───── Source information

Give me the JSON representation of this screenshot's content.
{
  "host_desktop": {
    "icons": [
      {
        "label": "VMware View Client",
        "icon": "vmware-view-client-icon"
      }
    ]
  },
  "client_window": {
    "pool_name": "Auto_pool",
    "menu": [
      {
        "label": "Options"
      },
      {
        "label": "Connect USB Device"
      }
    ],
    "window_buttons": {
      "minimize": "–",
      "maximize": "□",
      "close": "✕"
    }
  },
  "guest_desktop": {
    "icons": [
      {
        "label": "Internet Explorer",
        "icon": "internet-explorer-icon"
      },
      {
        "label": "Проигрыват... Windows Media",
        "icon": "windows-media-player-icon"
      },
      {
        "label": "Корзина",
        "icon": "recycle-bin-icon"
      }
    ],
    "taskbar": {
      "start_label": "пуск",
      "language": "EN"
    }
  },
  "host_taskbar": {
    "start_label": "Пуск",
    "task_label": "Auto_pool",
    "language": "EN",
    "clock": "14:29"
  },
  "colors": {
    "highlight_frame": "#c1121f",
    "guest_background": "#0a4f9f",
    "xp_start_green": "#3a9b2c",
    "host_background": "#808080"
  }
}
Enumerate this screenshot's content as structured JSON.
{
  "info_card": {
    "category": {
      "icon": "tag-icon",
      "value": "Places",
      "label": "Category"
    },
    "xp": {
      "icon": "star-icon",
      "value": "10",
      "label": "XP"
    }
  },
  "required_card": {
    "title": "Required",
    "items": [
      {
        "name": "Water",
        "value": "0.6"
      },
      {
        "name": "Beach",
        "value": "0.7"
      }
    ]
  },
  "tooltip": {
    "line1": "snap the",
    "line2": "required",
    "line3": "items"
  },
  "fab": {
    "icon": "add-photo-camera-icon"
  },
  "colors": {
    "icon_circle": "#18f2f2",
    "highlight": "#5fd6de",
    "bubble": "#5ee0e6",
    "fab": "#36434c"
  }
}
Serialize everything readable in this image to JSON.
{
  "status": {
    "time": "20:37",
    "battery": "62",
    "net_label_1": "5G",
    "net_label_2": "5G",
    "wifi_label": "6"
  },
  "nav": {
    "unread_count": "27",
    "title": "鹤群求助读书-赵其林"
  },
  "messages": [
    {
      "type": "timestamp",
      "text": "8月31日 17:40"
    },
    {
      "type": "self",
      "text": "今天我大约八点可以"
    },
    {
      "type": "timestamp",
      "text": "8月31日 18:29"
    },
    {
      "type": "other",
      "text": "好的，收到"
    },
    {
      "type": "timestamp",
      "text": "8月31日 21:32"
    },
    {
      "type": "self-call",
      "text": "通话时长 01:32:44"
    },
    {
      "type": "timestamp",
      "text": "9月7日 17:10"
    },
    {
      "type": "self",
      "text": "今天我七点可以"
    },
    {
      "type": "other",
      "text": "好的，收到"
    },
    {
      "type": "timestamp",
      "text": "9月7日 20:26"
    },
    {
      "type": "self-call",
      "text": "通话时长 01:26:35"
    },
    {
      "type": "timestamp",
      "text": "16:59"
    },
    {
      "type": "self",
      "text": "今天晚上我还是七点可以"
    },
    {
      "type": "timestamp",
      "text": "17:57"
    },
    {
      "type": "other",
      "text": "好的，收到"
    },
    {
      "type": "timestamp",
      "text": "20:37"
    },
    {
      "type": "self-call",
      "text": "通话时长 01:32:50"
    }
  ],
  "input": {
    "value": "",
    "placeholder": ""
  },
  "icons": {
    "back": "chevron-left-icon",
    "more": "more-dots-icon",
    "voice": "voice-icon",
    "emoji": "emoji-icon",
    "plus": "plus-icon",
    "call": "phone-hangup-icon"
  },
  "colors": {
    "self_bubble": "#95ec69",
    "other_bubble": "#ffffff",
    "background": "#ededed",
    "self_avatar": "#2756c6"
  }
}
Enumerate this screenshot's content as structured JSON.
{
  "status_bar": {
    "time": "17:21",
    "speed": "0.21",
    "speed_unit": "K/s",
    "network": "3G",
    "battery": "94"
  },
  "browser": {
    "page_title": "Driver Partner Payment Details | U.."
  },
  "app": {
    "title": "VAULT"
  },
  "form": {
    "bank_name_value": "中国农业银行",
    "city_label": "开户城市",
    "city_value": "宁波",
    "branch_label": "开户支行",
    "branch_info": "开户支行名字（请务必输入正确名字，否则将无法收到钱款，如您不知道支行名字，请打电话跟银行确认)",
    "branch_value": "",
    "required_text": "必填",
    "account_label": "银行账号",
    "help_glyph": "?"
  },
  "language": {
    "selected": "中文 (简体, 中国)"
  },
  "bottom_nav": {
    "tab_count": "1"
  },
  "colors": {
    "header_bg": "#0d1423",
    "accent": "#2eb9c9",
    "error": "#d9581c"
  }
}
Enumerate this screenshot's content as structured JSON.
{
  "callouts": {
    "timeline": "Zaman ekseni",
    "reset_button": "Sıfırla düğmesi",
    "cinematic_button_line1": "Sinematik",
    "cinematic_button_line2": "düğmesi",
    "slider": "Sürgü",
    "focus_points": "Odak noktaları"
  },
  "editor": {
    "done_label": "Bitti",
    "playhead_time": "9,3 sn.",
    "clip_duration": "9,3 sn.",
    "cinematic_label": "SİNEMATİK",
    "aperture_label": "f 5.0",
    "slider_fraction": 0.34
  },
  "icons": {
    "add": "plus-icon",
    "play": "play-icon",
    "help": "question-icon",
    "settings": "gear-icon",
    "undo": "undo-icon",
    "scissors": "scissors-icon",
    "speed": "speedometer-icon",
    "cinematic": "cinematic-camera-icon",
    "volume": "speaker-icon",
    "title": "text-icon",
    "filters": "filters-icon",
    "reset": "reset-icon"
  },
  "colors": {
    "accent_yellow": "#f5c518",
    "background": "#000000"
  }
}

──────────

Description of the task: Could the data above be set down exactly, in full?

Response area:
Give me the JSON representation of this screenshot's content.
{
  "host_desktop": {
    "icons": [
      {
        "label": "VMware View Client",
        "icon": "vmware-view-client-icon"
      }
    ]
  },
  "client_window": {
    "pool_name": "Auto_pool",
    "menu": [
      {
        "label": "Options"
      },
      {
        "label": "Connect USB Device"
      }
    ],
    "window_buttons": {
      "minimize": "–",
      "maximize": "□",
      "close": "✕"
    }
  },
  "guest_desktop": {
    "icons": [
      {
        "label": "Internet Explorer",
        "icon": "internet-explorer-icon"
      },
      {
        "label": "Проигрыват... Windows Media",
        "icon": "windows-media-player-icon"
      },
      {
        "label": "Корзина",
        "icon": "recycle-bin-icon"
      }
    ],
    "taskbar": {
      "start_label": "пуск",
      "language": "EN"
    }
  },
  "host_taskbar": {
    "start_label": "Пуск",
    "task_label": "Auto_pool",
    "language": "EN",
    "clock": "14:29"
  },
  "colors": {
    "highlight_frame": "#c1121f",
    "guest_background": "#0a4f9f",
    "xp_start_green": "#3a9b2c",
    "host_background": "#808080"
  }
}
Enumerate this screenshot's content as structured JSON.
{
  "info_card": {
    "category": {
      "icon": "tag-icon",
      "value": "Places",
      "label": "Category"
    },
    "xp": {
      "icon": "star-icon",
      "value": "10",
      "label": "XP"
    }
  },
  "required_card": {
    "title": "Required",
    "items": [
      {
        "name": "Water",
        "value": "0.6"
      },
      {
        "name": "Beach",
        "value": "0.7"
      }
    ]
  },
  "tooltip": {
    "line1": "snap the",
    "line2": "required",
    "line3": "items"
  },
  "fab": {
    "icon": "add-photo-camera-icon"
  },
  "colors": {
    "icon_circle": "#18f2f2",
    "highlight": "#5fd6de",
    "bubble": "#5ee0e6",
    "fab": "#36434c"
  }
}
Serialize everything readable in this image to JSON.
{
  "status": {
    "time": "20:37",
    "battery": "62",
    "net_label_1": "5G",
    "net_label_2": "5G",
    "wifi_label": "6"
  },
  "nav": {
    "unread_count": "27",
    "title": "鹤群求助读书-赵其林"
  },
  "messages": [
    {
      "type": "timestamp",
      "text": "8月31日 17:40"
    },
    {
      "type": "self",
      "text": "今天我大约八点可以"
    },
    {
      "type": "timestamp",
      "text": "8月31日 18:29"
    },
    {
      "type": "other",
      "text": "好的，收到"
    },
    {
      "type": "timestamp",
      "text": "8月31日 21:32"
    },
    {
      "type": "self-call",
      "text": "通话时长 01:32:44"
    },
    {
      "type": "timestamp",
      "text": "9月7日 17:10"
    },
    {
      "type": "self",
      "text": "今天我七点可以"
    },
    {
      "type": "other",
      "text": "好的，收到"
    },
    {
      "type": "timestamp",
      "text": "9月7日 20:26"
    },
    {
      "type": "self-call",
      "text": "通话时长 01:26:35"
    },
    {
      "type": "timestamp",
      "text": "16:59"
    },
    {
      "type": "self",
      "text": "今天晚上我还是七点可以"
    },
    {
      "type": "timestamp",
      "text": "17:57"
    },
    {
      "type": "other",
      "text": "好的，收到"
    },
    {
      "type": "timestamp",
      "text": "20:37"
    },
    {
      "type": "self-call",
      "text": "通话时长 01:32:50"
    }
  ],
  "input": {
    "value": "",
    "placeholder": ""
  },
  "icons": {
    "back": "chevron-left-icon",
    "more": "more-dots-icon",
    "voice": "voice-icon",
    "emoji": "emoji-icon",
    "plus": "plus-icon",
    "call": "phone-hangup-icon"
  },
  "colors": {
    "self_bubble": "#95ec69",
    "other_bubble": "#ffffff",
    "background": "#ededed",
    "self_avatar": "#2756c6"
  }
}
Enumerate this screenshot's content as structured JSON.
{
  "status_bar": {
    "time": "17:21",
    "speed": "0.21",
    "speed_unit": "K/s",
    "network": "3G",
    "battery": "94"
  },
  "browser": {
    "page_title": "Driver Partner Payment Details | U.."
  },
  "app": {
    "title": "VAULT"
  },
  "form": {
    "bank_name_value": "中国农业银行",
    "city_label": "开户城市",
    "city_value": "宁波",
    "branch_label": "开户支行",
    "branch_info": "开户支行名字（请务必输入正确名字，否则将无法收到钱款，如您不知道支行名字，请打电话跟银行确认)",
    "branch_value": "",
    "required_text": "必填",
    "account_label": "银行账号",
    "help_glyph": "?"
  },
  "language": {
    "selected": "中文 (简体, 中国)"
  },
  "bottom_nav": {
    "tab_count": "1"
  },
  "colors": {
    "header_bg": "#0d1423",
    "accent": "#2eb9c9",
    "error": "#d9581c"
  }
}
Enumerate this screenshot's content as structured JSON.
{
  "callouts": {
    "timeline": "Zaman ekseni",
    "reset_button": "Sıfırla düğmesi",
    "cinematic_button_line1": "Sinematik",
    "cinematic_button_line2": "düğmesi",
    "slider": "Sürgü",
    "focus_points": "Odak noktaları"
  },
  "editor": {
    "done_label": "Bitti",
    "playhead_time": "9,3 sn.",
    "clip_duration": "9,3 sn.",
    "cinematic_label": "SİNEMATİK",
    "aperture_label": "f 5.0",
    "slider_fraction": 0.34
  },
  "icons": {
    "add": "plus-icon",
    "play": "play-icon",
    "help": "question-icon",
    "settings": "gear-icon",
    "undo": "undo-icon",
    "scissors": "scissors-icon",
    "speed": "speedometer-icon",
    "cinematic": "cinematic-camera-icon",
    "volume": "speaker-icon",
    "title": "text-icon",
    "filters": "filters-icon",
    "reset": "reset-icon"
  },
  "colors": {
    "accent_yellow": "#f5c518",
    "background": "#000000"
  }
}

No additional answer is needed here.